*What you will do:*
Check each line of the data for the string "title". Report how many have it, and give nothing else.

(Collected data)
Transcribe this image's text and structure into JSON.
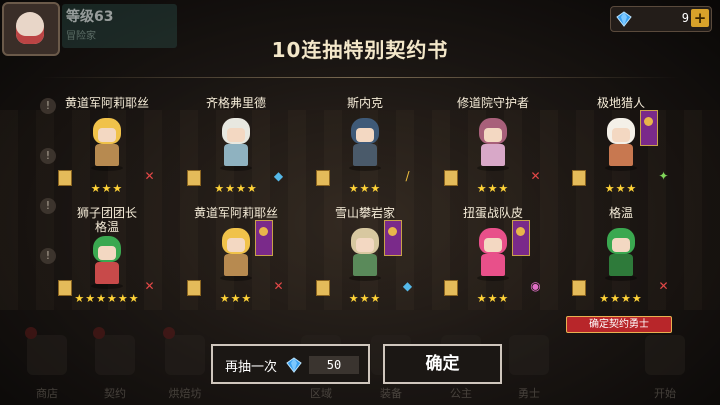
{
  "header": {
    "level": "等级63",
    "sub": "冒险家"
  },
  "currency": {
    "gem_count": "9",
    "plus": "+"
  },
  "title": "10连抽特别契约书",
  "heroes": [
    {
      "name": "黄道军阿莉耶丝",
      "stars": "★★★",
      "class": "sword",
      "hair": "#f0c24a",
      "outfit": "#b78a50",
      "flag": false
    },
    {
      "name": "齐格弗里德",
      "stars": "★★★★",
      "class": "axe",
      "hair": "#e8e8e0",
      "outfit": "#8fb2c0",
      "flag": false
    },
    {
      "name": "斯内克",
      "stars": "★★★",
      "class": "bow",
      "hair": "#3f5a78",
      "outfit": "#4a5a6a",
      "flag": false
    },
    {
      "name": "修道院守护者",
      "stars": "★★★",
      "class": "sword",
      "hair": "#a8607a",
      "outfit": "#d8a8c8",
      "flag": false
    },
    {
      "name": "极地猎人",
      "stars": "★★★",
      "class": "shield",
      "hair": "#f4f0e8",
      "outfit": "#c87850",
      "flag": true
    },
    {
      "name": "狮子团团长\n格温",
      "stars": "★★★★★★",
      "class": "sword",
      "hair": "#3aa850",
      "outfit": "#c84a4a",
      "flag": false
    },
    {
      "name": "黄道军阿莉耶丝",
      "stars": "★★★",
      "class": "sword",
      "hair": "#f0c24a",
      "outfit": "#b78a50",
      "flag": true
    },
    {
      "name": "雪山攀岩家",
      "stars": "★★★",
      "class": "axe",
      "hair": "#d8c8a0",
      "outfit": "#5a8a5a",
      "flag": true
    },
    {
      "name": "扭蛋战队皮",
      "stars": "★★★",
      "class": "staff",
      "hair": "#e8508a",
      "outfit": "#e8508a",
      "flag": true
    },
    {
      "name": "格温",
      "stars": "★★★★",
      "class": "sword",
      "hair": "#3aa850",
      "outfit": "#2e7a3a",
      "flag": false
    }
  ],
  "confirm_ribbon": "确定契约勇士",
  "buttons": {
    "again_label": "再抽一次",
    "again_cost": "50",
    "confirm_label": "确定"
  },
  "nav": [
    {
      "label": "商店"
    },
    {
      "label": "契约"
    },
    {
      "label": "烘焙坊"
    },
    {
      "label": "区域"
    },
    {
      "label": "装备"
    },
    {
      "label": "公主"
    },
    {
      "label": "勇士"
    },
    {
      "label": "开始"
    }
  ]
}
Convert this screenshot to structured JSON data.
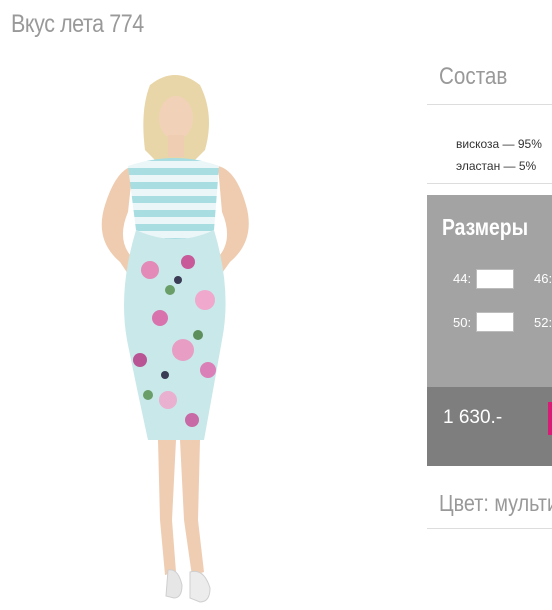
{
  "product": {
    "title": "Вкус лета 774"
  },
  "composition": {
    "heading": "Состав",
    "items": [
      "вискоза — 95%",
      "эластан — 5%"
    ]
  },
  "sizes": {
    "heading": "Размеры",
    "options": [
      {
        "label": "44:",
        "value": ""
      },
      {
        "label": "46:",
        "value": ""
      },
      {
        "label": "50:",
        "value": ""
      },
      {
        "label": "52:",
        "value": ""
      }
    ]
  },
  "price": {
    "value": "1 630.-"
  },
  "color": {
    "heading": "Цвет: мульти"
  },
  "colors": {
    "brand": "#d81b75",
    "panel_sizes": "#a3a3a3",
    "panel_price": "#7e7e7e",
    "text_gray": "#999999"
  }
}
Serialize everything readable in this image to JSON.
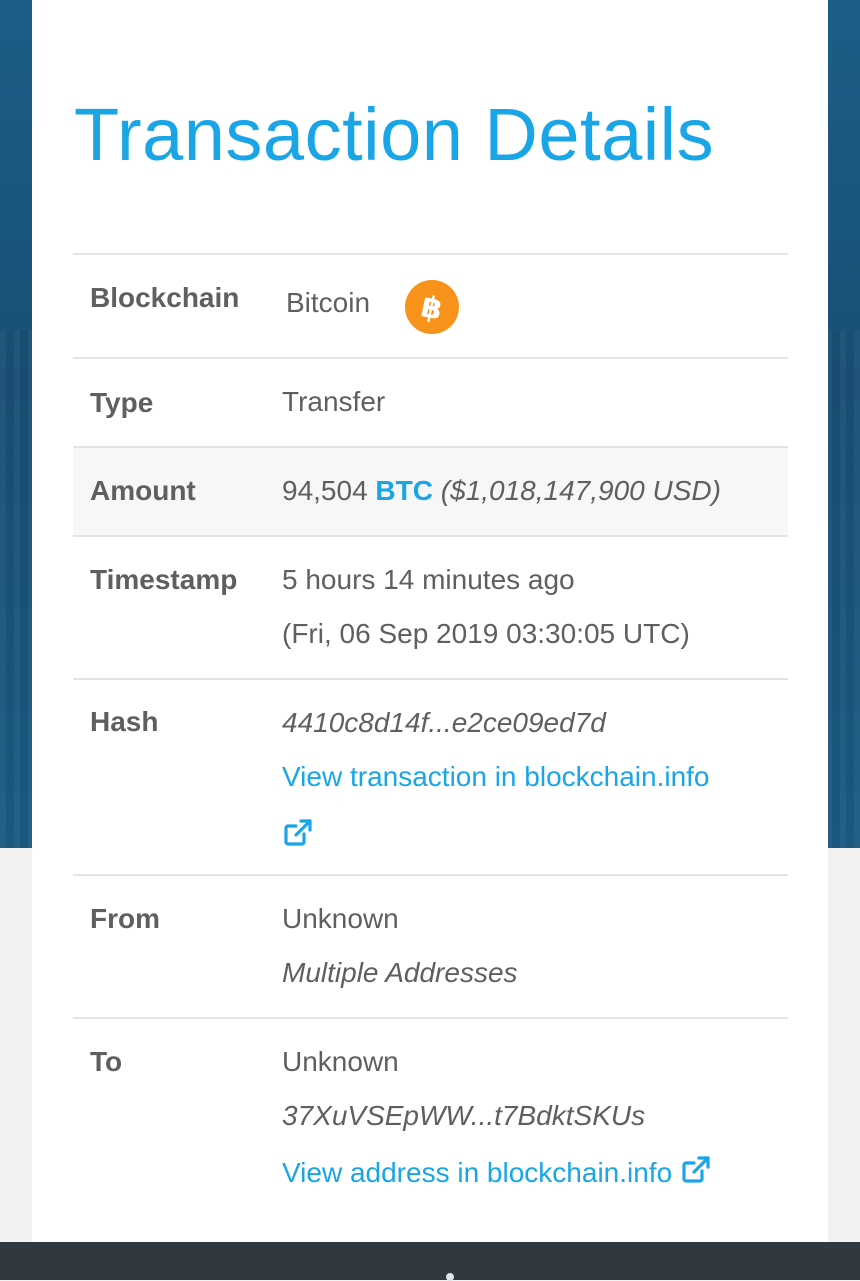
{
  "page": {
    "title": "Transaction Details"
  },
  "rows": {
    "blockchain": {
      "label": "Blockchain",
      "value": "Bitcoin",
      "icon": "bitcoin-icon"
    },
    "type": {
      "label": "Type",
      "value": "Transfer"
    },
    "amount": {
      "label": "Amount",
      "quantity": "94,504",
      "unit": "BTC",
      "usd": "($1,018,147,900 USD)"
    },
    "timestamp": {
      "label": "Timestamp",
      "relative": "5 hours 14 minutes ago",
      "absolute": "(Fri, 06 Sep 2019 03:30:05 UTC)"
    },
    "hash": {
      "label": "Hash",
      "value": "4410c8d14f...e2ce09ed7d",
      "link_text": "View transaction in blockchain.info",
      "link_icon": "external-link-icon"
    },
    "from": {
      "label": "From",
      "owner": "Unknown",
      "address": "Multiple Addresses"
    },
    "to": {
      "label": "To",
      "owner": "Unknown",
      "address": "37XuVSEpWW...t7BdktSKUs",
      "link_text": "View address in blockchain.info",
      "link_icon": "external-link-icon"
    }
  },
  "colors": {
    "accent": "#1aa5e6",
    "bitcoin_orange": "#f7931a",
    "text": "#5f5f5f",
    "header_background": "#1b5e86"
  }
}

*Response area:*
3